Press Releases

1999 Releases

Women are More Likely than Men to Believe in Technological Hazards

For immediate release: February 03, 1999 

Boston, MA--In two complementary studies released in this month's issue of the journal Technology, people's degree of confidence in claims of technological hazard is measured using survey techniques. One study analyzed the confidence levels of the general public; the other study analyzed differences in the confidence levels of lay people and scientists. The major finding was that women are more likely than men to express confidence that technological hazards covered in the mass media are real. The gender difference was found among scientists as well as among lay people.

The studies are based on two surveys, one of a representative sample of 1,000 Americans obtained using random-digit-dial telephone methods; the other a sample of 260 scientists obtained via mail using addresses of elected members of the Institute of Medicine and authors of peer-reviewed scientific journal articles about technological hazards.

Each respondent was asked to rate eight technological hazards: electromagnetic fields from power lines, global warming from carbon dioxide pollution, dust and particles in city air, natural radon gas in homes, medical x-rays, depletion of the stratospheric ozone layer by man-made chemicals, environmental tobacco smoke, and pesticide residues on foods. These hazards were chosen based on a keyword search of national print media stories for a two-year period.

Respondents expressed confidence on a 10-point scale, where 10 means complete confidence that the hazard exists and 0 means complete confidence that the hazard does not exist. Heavy smoking of cigarettes and listening to relaxing music were used to define the extremes of the scale. The survey was not designed to measure how widespread or serious the hazards might be.

When the perceptions of lay people and scientists were compared, some agreements and disagreements were found. Both scientists and lay people expressed the most confidence in hazard claims made about environmental tobacco smoke and depletion of the ozone layer by man-made chemicals. Scientists were less confident than lay people in hazard claims made about pesticides on foods and electromagnetic fields. Scientists were more likely than lay people to believe that hazards from medical x-rays exist.

The lead author of the study is Professor John D. Graham, Ph.D., Director of the Center for Risk Analysis at the Harvard School of Public Health. Professor Graham notes that "the good news is that people don't believe everything they hear in the media about technological hazards. The bad news is that the public's degree of confidence in some hazards, electromagnetic fields from power lines and pesticides on foods, does not appear to be supported by scientific opinion." Professor Graham urges journalists and reporters to report contrary scientific opinions about speculative technological hazards.

Prof. Graham continues: "Our findings are consistent with previous studies showing that women have more concerns about technological hazards than do men. The fact that this gender difference is apparent among scientists as well as laypeople is interesting because it suggests that the difference is not attributable to the fact that men are better educated in science and math than women."

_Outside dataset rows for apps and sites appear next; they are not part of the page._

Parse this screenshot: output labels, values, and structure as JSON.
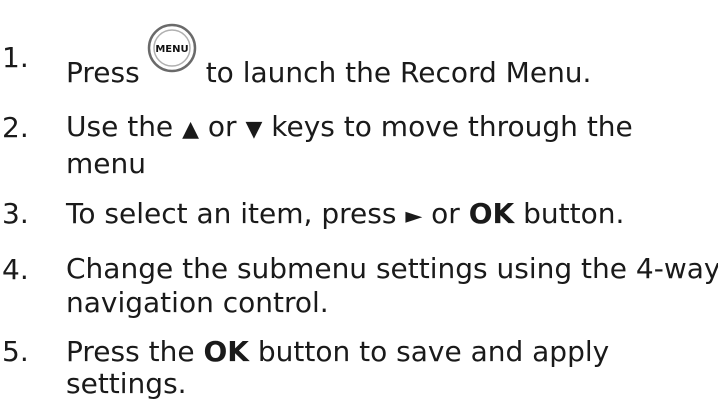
{
  "steps": [
    {
      "number": "1.",
      "text_before": "Press",
      "icon": "menu-button-icon",
      "icon_label": "MENU",
      "text_after": "to launch the Record Menu."
    },
    {
      "number": "2.",
      "line1_a": "Use the",
      "up_key": "▲",
      "line1_b": "or",
      "down_key": "▼",
      "line1_c": "keys to move through the",
      "line2": "menu"
    },
    {
      "number": "3.",
      "text_a": "To select an item, press",
      "right_key": "►",
      "text_b": "or",
      "ok_label": "OK",
      "text_c": "button."
    },
    {
      "number": "4.",
      "line1": "Change the submenu settings using the 4-way",
      "line2": "navigation control."
    },
    {
      "number": "5.",
      "line1_a": "Press the",
      "ok_label": "OK",
      "line1_b": "button to save and apply",
      "line2": "settings."
    }
  ],
  "colors": {
    "text": "#1a1a1a",
    "background": "#ffffff"
  }
}
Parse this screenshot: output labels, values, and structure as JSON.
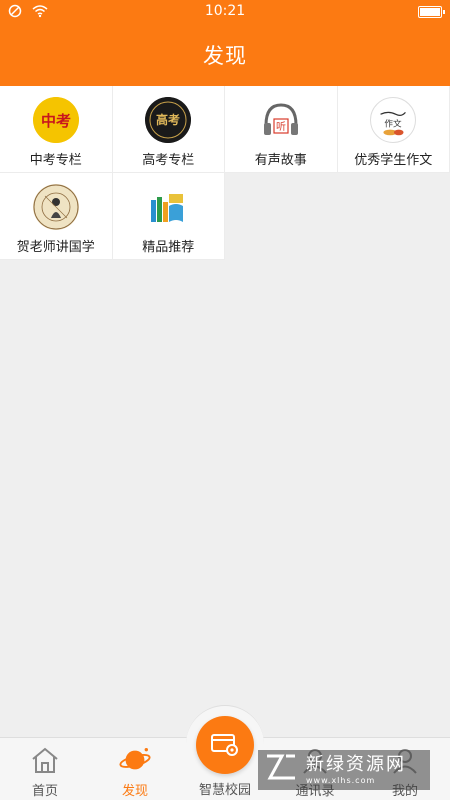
{
  "status_bar": {
    "time": "10:21"
  },
  "header": {
    "title": "发现"
  },
  "tiles": [
    {
      "label": "中考专栏",
      "icon": "zhongkao-logo-icon",
      "badge_text": "中考"
    },
    {
      "label": "高考专栏",
      "icon": "gaokao-logo-icon",
      "badge_text": "高考"
    },
    {
      "label": "有声故事",
      "icon": "headphones-icon",
      "badge_text": "听"
    },
    {
      "label": "优秀学生作文",
      "icon": "essay-logo-icon",
      "badge_text": "作文"
    },
    {
      "label": "贺老师讲国学",
      "icon": "chinese-studies-icon",
      "badge_text": ""
    },
    {
      "label": "精品推荐",
      "icon": "books-icon",
      "badge_text": ""
    }
  ],
  "tab_bar": {
    "tabs": [
      {
        "label": "首页",
        "icon": "home-icon"
      },
      {
        "label": "发现",
        "icon": "planet-icon",
        "active": true
      },
      {
        "label": "智慧校园",
        "icon": "campus-settings-icon"
      },
      {
        "label": "通讯录",
        "icon": "contacts-icon"
      },
      {
        "label": "我的",
        "icon": "profile-icon"
      }
    ]
  },
  "watermark": {
    "title": "新绿资源网",
    "url": "www.xlhs.com"
  },
  "colors": {
    "accent": "#fc7a12",
    "background": "#efefef",
    "tile": "#ffffff"
  }
}
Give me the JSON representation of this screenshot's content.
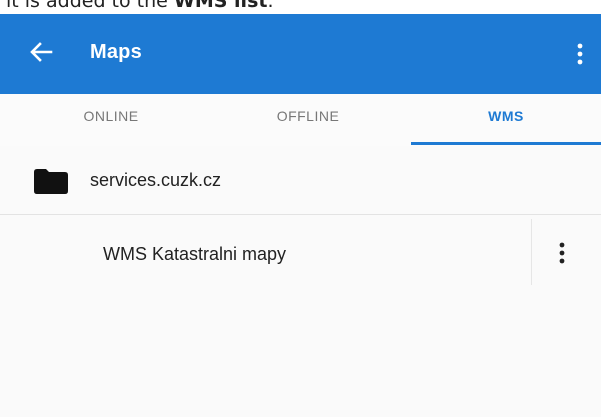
{
  "caption": {
    "text_prefix": "it is added to the ",
    "text_bold": "WMS list",
    "text_suffix": "."
  },
  "appbar": {
    "title": "Maps",
    "back_icon": "arrow-left-icon",
    "menu_icon": "more-vertical-icon",
    "color": "#1e7ad3"
  },
  "tabs": [
    {
      "label": "ONLINE",
      "active": false
    },
    {
      "label": "OFFLINE",
      "active": false
    },
    {
      "label": "WMS",
      "active": true
    }
  ],
  "list": {
    "folder": {
      "label": "services.cuzk.cz",
      "icon": "folder-icon"
    },
    "items": [
      {
        "label": "WMS Katastralni mapy",
        "menu_icon": "more-vertical-icon"
      }
    ]
  }
}
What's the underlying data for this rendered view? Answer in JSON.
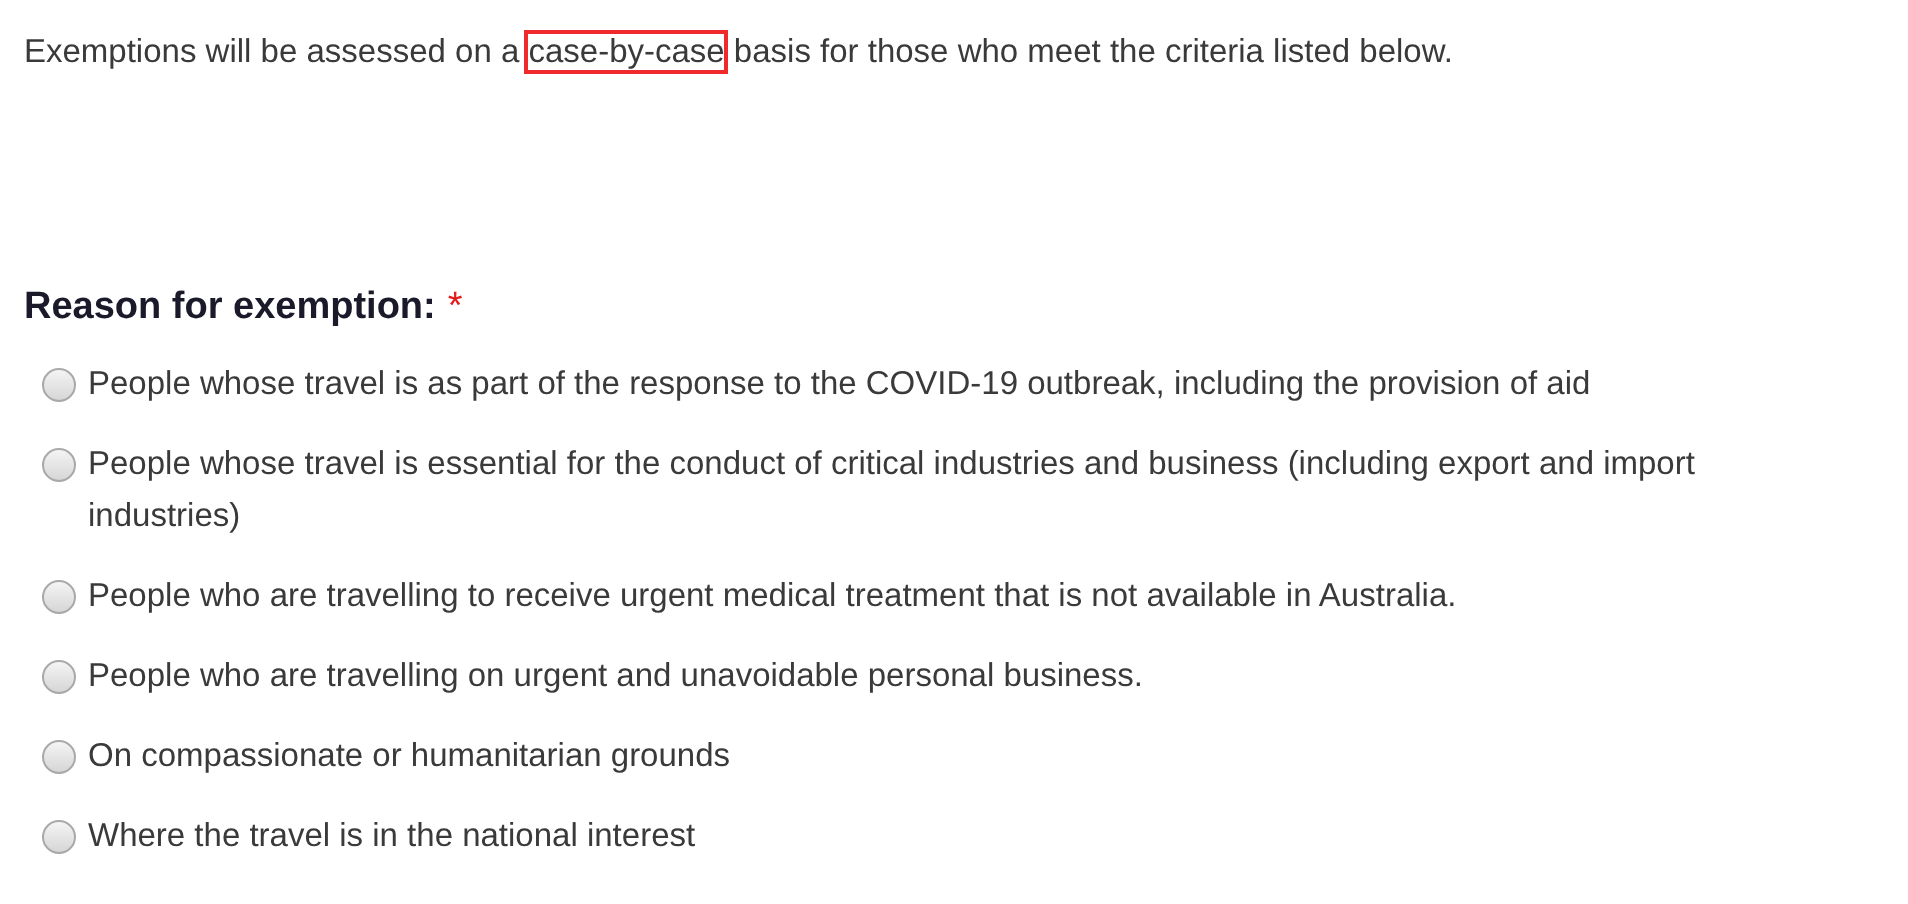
{
  "intro": {
    "before": "Exemptions will be assessed on a ",
    "highlighted": "case-by-case",
    "after": " basis for those who meet the criteria listed below."
  },
  "question": {
    "label": "Reason for exemption:",
    "required_mark": "*"
  },
  "options": [
    {
      "label": "People whose travel is as part of the response to the COVID-19 outbreak, including the provision of aid",
      "selected": false
    },
    {
      "label": "People whose travel is essential for the conduct of critical industries and business (including export and import industries)",
      "selected": false
    },
    {
      "label": "People who are travelling to receive urgent medical treatment that is not available in Australia.",
      "selected": false
    },
    {
      "label": "People who are travelling on urgent and unavoidable personal business.",
      "selected": false
    },
    {
      "label": "On compassionate or humanitarian grounds",
      "selected": false
    },
    {
      "label": "Where the travel is in the national interest",
      "selected": false
    }
  ]
}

A preliminary finding of the study was that white men in particular are skeptical of technological hazard claims made in the media. The role of race in hazard perception needs to be further studied, Professor Graham and colleagues note.



For further information, please contact:

Robin Herman
Office of Communications
Harvard School of Public Health
677 Huntington Avenue
Boston, MA 02115
Phone: 617-432-4752
Email: rherman@hsph.harvard.edu